News

03.25.21

Jupiter’s Visible and Invisible Winds

This image from NASA’s Juno mission captures the northern hemisphere of Jupiter around the region known as Jet N7. Image data: NASA/JPL-Caltech/SwRI/MSSS Image processing by Kevin M. Gill © CC BY

This image from NASA’s Juno mission captures the northern hemisphere of Jupiter around the region known as Jet N7. The planet’s strong winds create the many swirling storms visible near the top of its atmosphere. Data from Juno helped scientists discover another, less visible effect of those winds: Jupiter’s powerful magnetic field changes over time. The winds extend more than 1800 miles (3000 kilometers) deep, where the material lower in Jupiter’s atmosphere is highly conductive, electrically.
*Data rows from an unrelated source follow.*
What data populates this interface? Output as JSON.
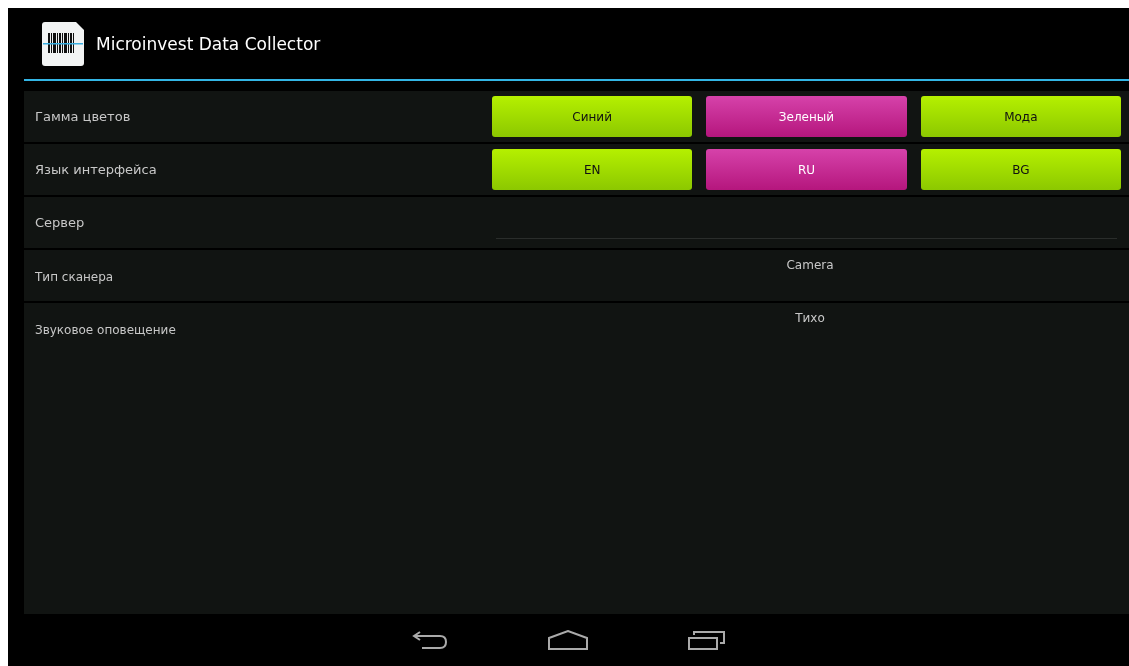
{
  "action_bar": {
    "title": "Microinvest Data Collector"
  },
  "settings": [
    {
      "kind": "choices",
      "label": "Гамма цветов",
      "options": [
        {
          "label": "Синий",
          "selected": false
        },
        {
          "label": "Зеленый",
          "selected": true
        },
        {
          "label": "Мода",
          "selected": false
        }
      ]
    },
    {
      "kind": "choices",
      "label": "Язык интерфейса",
      "options": [
        {
          "label": "EN",
          "selected": false
        },
        {
          "label": "RU",
          "selected": true
        },
        {
          "label": "BG",
          "selected": false
        }
      ]
    },
    {
      "kind": "field",
      "label": "Сервер"
    },
    {
      "kind": "value",
      "label": "Тип сканера",
      "value": "Camera"
    },
    {
      "kind": "value",
      "label": "Звуковое оповещение",
      "value": "Тихо"
    }
  ]
}
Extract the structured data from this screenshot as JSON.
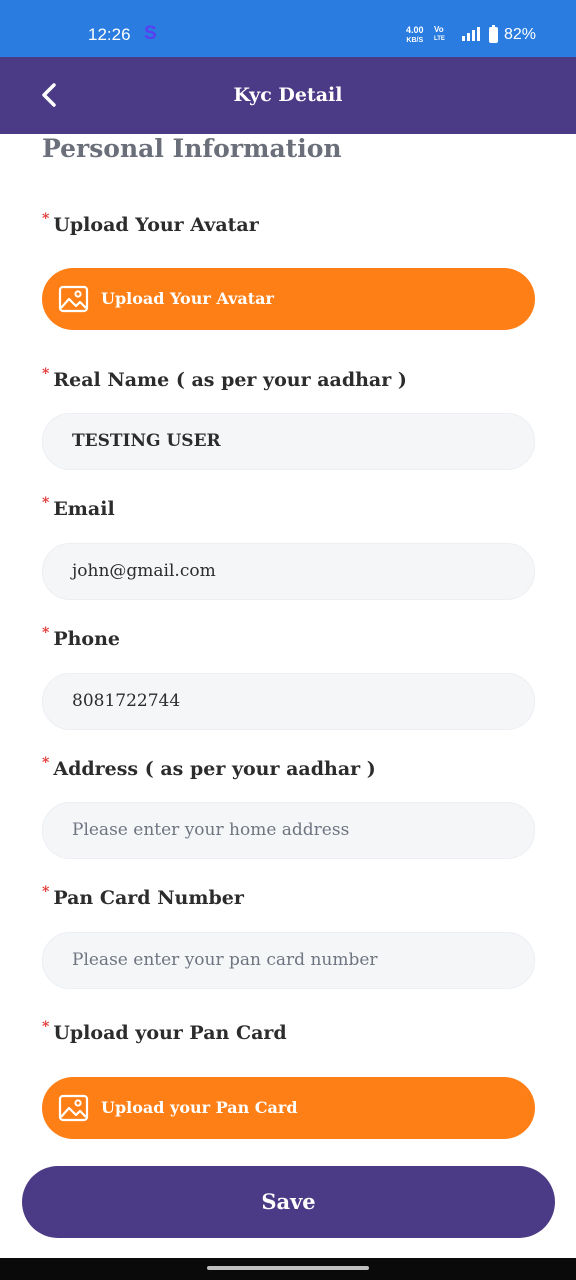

Scientists determined that the wind shears this conductive material apart and carries it around the planet, which changes the shape of the magnetic field. 

Citizen scientist Kevin M. Gill created this false-color image using data from the JunoCam camera. The original image was taken on February 21, 2021 as the Juno spacecraft performed its 32nd close flyby of Jupiter. At the time, the spacecraft was about 10,200 miles (16,400 kilometers) from the tops of the clouds at a latitude of about 66 degrees north.

JunoCam's raw images are available for the public to peruse and process into image products at https://missionjuno.swri.edu/junocam/processing.  More information about NASA citizen science can be found at https://science.nasa.gov/citizenscience and https://www.nasa.gov/solve/opportunities/citizenscience.

More information about Juno is at https://www.nasa.gov/juno and https://missionjuno.swri.edu. For more about this finding and other science results, see https://www.missionjuno.swri.edu/science-findings.

Image credit:
Image data: NASA/JPL-Caltech/SwRI/MSSS
Image processing by Kevin M. Gill © CC BY

Members of the media, please contact:

D.C. Agle
Juno Media Relations Representative
NASA's Jet Propulsion Laboratory

(818) 393-9011
Grey Hautaluoma
NASA Senior Public Affairs Officer
NASA Headquarters

(202) 358-0668

Where is Juno now?

Visualize Juno’s journey through space and get up-to-date data sets using NASA's Eyes on the Solar System 3D interactive.